The number of schools buying in professional counselling services for children has almost doubled in three years, at a time when budgets have been squeezed, a survey finds.
Two in three schools in England provided school-based support for students’ emotional and mental wellbeing last year, compared with 36 per cent in 2016, according to a report.
Schools are being forced to use limited resources to commission external support for students to fill the gaps in provision, the National Association of Head Teachers (NAHT) has warned.
A survey, of more than 650 school leaders by NAHT and charity Place2Be, finds just 5 per cent believe children referred to Child and Adolescent Mental Health Services (CAMHS) get help when they need it.
It comes after the children’s commissioner warned that the UK is at least a decade away from having a comprehensive mental health service for children, adding that a “chasm” exists between the services available and what is needed.
Paul Whiteman, general secretary of NAHT, said: “We can see that schools are responding to an increasing need and a lack of capacity in specialist services by commissioning their own support such as counsellors.
“Although to be applauded, this is another area where schools are being forced to use scant resources for urgent provision that is not provided for in their budgets.”
He added: “There is still concern that when children do have more serious mental health needs, professional help is not easily available. Teachers are on the frontline for children’s mental health, but they are not qualified medical specialists.”
Catherine Roche, chief executive of children’s mental health charity Place2Be, said: “Schools cannot tackle this problem alone. They need expert help in school, backed up by NHS services that can step in when more specialist support is required.”
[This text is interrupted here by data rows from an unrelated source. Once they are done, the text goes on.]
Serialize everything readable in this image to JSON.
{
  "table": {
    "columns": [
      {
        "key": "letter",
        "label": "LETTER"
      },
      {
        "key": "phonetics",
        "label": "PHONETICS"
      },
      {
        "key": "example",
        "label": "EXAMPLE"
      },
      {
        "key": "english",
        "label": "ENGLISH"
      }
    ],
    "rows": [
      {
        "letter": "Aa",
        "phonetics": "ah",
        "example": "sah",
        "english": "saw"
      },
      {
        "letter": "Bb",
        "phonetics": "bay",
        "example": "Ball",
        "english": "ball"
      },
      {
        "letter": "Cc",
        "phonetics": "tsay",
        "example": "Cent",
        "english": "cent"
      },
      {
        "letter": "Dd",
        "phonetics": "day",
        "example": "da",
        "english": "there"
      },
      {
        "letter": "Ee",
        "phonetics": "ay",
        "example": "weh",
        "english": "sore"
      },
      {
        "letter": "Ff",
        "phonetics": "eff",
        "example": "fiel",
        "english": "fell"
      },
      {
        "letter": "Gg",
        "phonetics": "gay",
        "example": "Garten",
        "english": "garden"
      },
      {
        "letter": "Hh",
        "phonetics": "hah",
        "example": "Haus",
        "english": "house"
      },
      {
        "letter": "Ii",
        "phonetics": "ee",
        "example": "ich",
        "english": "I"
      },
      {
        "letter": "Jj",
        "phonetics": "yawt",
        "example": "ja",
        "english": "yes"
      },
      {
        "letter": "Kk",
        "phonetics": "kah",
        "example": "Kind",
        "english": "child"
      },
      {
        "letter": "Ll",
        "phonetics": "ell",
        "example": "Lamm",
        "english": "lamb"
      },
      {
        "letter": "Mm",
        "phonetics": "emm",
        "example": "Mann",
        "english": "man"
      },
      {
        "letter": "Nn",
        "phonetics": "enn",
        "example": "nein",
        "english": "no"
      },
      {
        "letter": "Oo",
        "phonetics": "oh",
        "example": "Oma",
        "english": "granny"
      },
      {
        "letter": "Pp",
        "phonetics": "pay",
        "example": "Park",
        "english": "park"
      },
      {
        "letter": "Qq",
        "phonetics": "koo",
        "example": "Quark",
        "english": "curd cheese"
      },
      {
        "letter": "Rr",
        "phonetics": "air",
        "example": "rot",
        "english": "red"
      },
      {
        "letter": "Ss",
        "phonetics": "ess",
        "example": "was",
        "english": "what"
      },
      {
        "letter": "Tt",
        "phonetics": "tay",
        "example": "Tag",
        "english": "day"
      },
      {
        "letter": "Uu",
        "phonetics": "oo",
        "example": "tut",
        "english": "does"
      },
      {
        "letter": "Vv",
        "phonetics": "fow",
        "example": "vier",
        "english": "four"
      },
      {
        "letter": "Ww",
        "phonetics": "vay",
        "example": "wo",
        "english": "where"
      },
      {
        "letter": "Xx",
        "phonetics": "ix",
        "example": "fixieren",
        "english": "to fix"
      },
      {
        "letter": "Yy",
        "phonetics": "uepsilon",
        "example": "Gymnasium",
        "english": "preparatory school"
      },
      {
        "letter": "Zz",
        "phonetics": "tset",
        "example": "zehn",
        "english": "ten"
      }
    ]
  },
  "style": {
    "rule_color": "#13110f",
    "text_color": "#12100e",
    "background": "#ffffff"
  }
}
Nick Gibb, minister for school standards, said: “As a government we are investing hundreds of millions every year in mental health support, including providing better links between mental health experts and schools and colleges, and providing quicker access to specialist treatment where needed.
“Through our new compulsory health education, pupils will be taught how to recognise the signs of poor mental health so they can ask for help earlier.”
Register for free to continue reading
Registration is a free and easy way to support our truly independent journalism
By registering, you will also enjoy limited access to Premium articles, exclusive newsletters, commenting, and virtual events with our leading journalists
Already have an account? sign in
Join our new commenting forum
Join thought-provoking conversations, follow other Independent readers and see their replies